Foynes port company rejects warnings about Shannon water extraction

Irish Water plan for pipeline to Dublin no threat to port activities, says company

Shannon Foynes Port Company has rejected warnings that Irish Water's planned extraction of water from the river Shannon for Dublin homes and business could hit operations at Limerick port.

Campaigners against the proposed pipeline said it believed Irish Water’s plan to take out 330 million litres a day from the Shannon could lower water levels at the mouth of the river.

“If there isn’t sufficient strength of speed and flow – that is, if there is less water – the shipping channels will silt up and ships will not reach Limerick port.

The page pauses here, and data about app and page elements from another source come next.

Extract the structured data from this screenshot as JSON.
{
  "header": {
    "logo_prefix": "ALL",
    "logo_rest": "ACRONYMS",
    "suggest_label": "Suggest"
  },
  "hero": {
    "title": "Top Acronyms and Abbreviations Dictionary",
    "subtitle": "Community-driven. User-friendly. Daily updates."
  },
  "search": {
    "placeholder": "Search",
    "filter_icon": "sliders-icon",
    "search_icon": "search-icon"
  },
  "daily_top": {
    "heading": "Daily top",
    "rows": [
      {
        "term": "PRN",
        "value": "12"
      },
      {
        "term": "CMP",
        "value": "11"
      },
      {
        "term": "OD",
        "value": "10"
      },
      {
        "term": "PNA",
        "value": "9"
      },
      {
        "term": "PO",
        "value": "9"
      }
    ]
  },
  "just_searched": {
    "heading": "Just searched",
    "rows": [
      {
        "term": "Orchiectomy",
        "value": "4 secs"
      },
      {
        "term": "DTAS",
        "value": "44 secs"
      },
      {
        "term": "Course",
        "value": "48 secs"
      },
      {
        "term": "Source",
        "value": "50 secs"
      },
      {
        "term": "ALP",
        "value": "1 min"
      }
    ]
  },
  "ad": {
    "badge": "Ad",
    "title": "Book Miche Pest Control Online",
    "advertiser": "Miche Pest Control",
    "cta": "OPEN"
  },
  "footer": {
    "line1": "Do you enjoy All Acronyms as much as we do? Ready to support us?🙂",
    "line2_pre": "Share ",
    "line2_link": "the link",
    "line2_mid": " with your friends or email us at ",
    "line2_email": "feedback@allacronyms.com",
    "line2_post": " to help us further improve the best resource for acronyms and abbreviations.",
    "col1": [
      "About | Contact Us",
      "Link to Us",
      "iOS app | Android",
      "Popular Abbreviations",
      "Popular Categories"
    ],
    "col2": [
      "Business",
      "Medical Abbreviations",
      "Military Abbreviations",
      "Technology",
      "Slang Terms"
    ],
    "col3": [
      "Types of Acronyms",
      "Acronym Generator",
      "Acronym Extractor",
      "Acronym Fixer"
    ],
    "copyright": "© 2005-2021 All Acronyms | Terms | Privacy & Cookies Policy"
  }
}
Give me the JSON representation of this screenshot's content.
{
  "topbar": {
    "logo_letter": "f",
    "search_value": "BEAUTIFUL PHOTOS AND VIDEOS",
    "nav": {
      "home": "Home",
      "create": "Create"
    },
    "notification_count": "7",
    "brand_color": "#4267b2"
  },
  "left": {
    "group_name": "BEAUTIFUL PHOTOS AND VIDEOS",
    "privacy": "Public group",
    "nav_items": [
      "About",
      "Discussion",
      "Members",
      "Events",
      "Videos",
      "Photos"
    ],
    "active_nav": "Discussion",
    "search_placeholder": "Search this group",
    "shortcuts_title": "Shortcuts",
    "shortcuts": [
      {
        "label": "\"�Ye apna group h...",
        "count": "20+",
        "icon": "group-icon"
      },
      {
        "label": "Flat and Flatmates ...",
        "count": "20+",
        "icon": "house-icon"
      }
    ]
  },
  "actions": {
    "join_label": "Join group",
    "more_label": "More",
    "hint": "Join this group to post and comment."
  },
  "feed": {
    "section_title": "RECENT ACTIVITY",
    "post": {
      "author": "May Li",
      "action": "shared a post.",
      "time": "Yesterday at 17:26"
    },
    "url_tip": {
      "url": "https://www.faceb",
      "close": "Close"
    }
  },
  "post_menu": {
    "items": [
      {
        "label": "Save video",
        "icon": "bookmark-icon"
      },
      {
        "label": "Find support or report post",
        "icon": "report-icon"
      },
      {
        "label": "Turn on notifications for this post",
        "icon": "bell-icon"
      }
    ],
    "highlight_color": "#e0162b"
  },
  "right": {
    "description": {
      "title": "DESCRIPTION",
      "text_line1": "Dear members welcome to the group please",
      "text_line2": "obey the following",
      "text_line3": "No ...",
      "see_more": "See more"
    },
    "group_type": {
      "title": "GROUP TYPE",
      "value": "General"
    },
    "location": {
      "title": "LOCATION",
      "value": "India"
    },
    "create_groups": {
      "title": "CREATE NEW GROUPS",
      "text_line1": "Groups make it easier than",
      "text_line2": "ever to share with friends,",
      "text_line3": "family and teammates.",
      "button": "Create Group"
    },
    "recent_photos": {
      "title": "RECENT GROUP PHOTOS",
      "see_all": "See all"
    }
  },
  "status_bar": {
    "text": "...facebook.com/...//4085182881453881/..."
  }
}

That would be a massive economic blow,” said Gerry Siney of the River Shannon Protection Alliance.

Port authorities said they were satisfied the pipeline would not "materially impact" dock operations at the facility, which relies on deep-water channels for much of its traffic.


Mr Siney described the plan as "ludicrous", adding: "This really doesn't stand up environmentally, economically and socially."


Saying Irish Water had dismissed other solutions for Dublin’s water needs, including desalination, Mr Siney claimed water levels on the Shannon could drop by 26 per cent.

“The level of the Shannon is the key to the whole thing. Taking Limerick, for example, at low tide we depend on the fast flow of the river to clear the shipping channels. It’s down to the amount of rain that falls.

“In the summer you’re getting less rain, and therefore the levels do go down in a natural way. Only in the past two or three years, boats have been running aground on the Shannon, and that’s without any water abstraction to Dublin. Warnings are given all the time about the dangers of running aground.”

He said such a water level drop could not be tolerated. “The Shannon is a living system and you have flora and fauna in special areas of conservation which are very sensitive to drops in water levels,” he added.

Farming groups also oppose the plan. Labour TD Jan O'Sullivan said the pipeline, if it is given permission to go ahead, "should be controlled from Limerick and not Dublin".

“We all know that sometimes we have too much water coming down the river, and it causes problems. I would argue that the midwest should be able to say to Dublin it can take water at this particular time but it can’t take it when water levels are too low.”